In recent weeks Liz has been sharing language tips on distinguishing between every one and everyone, and every day and everyday. These are handy refreshers if you’re unsure of the distinctions. Such pairs abound in English and are a common source of confusion even for native speakers.
Every day and everyday may cause trouble, but the distinction, once learned, is straightforward. Other pairs are less clear-cut. Take any more and anymore. The two-word phrase is required for the sense “any further” or “any additional”: Are there any more biscuits? But when the sense is “any longer”, usage is mixed.
While proofreading a novel once, I found that Microsoft Word’s grammar-checking software* kept advising me to change any more to anymore in contexts such as: She could not take the stress any more. Anymore is more common in this context, but both forms are acceptable and the writer clearly preferred the one-word version. Robert Burchfield, in his revised edition of Fowler, comments:
Logically it would seem sensible to reserve the separated form for contexts in which the sense is “even the smallest amount” (the boy had eaten two of the apples and refused to eat any more of them) and the one-word form for the sense “any longer”. But the language does not work as neatly as that. By and large any more is used in all areas when the sense required is “even the smallest amount”. When the required sense is “any longer” there are sharp divisions.
Macmillan’s page on anymore notes that it is usually used in negatives (We don’t use the car anymore) or questions (Do you knit anymore?). It also appears in conditional contexts (If you fight anymore, I’ll stop the game). And sometimes the negative is not explicit but implied: It’s too busy to visit anymore. So for most people the word is what linguists call a negative polarity item.
But there is a variant construction, generally called positive anymore, that means “nowadays” or “from now on”: I cycle to work anymore. Macmillan Dictionary will be digital-only anymore. This usage dates to the 1850s at least, and seems to be spreading. The American Heritage Dictionary says the earliest recorded examples are from Northern Ireland, but it’s especially associated with south midland and midwestern US states, and western states with settlers from those areas.
The Dictionary of American Regional English says positive anymore is now used throughout the US by speakers of all educational levels, and that it’s neither substandard nor indicative of social standing.
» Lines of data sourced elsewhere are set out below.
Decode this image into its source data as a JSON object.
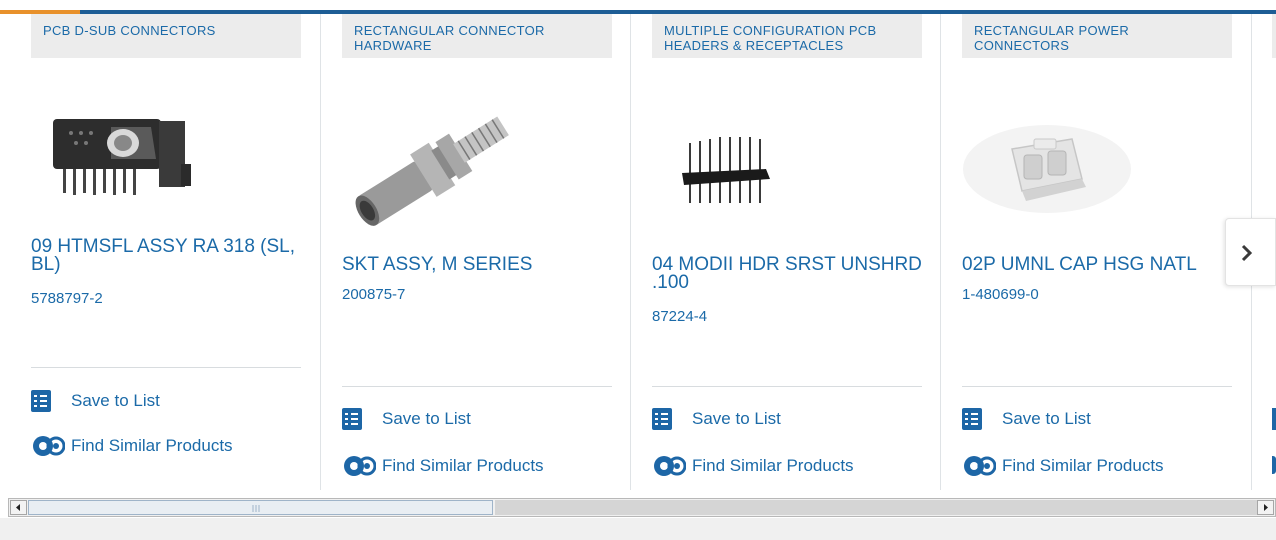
{
  "carousel": {
    "cards": [
      {
        "tag": "PCB D-SUB CONNECTORS",
        "title": "09 HTMSFL ASSY RA 318 (SL, BL)",
        "part": "5788797-2",
        "save_label": "Save to List",
        "similar_label": "Find Similar Products"
      },
      {
        "tag": "RECTANGULAR CONNECTOR HARDWARE",
        "title": "SKT ASSY, M SERIES",
        "part": "200875-7",
        "save_label": "Save to List",
        "similar_label": "Find Similar Products"
      },
      {
        "tag": "MULTIPLE CONFIGURATION PCB HEADERS & RECEPTACLES",
        "title": "04 MODII HDR SRST UNSHRD .100",
        "part": "87224-4",
        "save_label": "Save to List",
        "similar_label": "Find Similar Products"
      },
      {
        "tag": "RECTANGULAR POWER CONNECTORS",
        "title": "02P UMNL CAP HSG NATL",
        "part": "1-480699-0",
        "save_label": "Save to List",
        "similar_label": "Find Similar Products"
      }
    ],
    "next_icon": "chevron-right-icon",
    "colors": {
      "accent": "#1b6aa8",
      "top_bar": "#1d5d95",
      "top_bar_highlight": "#e8912b",
      "tag_bg": "#ececec"
    }
  },
  "scrollbar": {
    "left_icon": "arrow-left-icon",
    "right_icon": "arrow-right-icon",
    "position": 0
  }
}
Nonetheless, it attracts criticism – usually, I suppose, from people to whom it’s unfamiliar, or who instinctively find it “improper”. If you have no such objections to it, maybe you’ll adopt it anymore.
* Speaking of which, Orin had a fascinating post last week on the difficulties prepositions pose for computers.Email this Post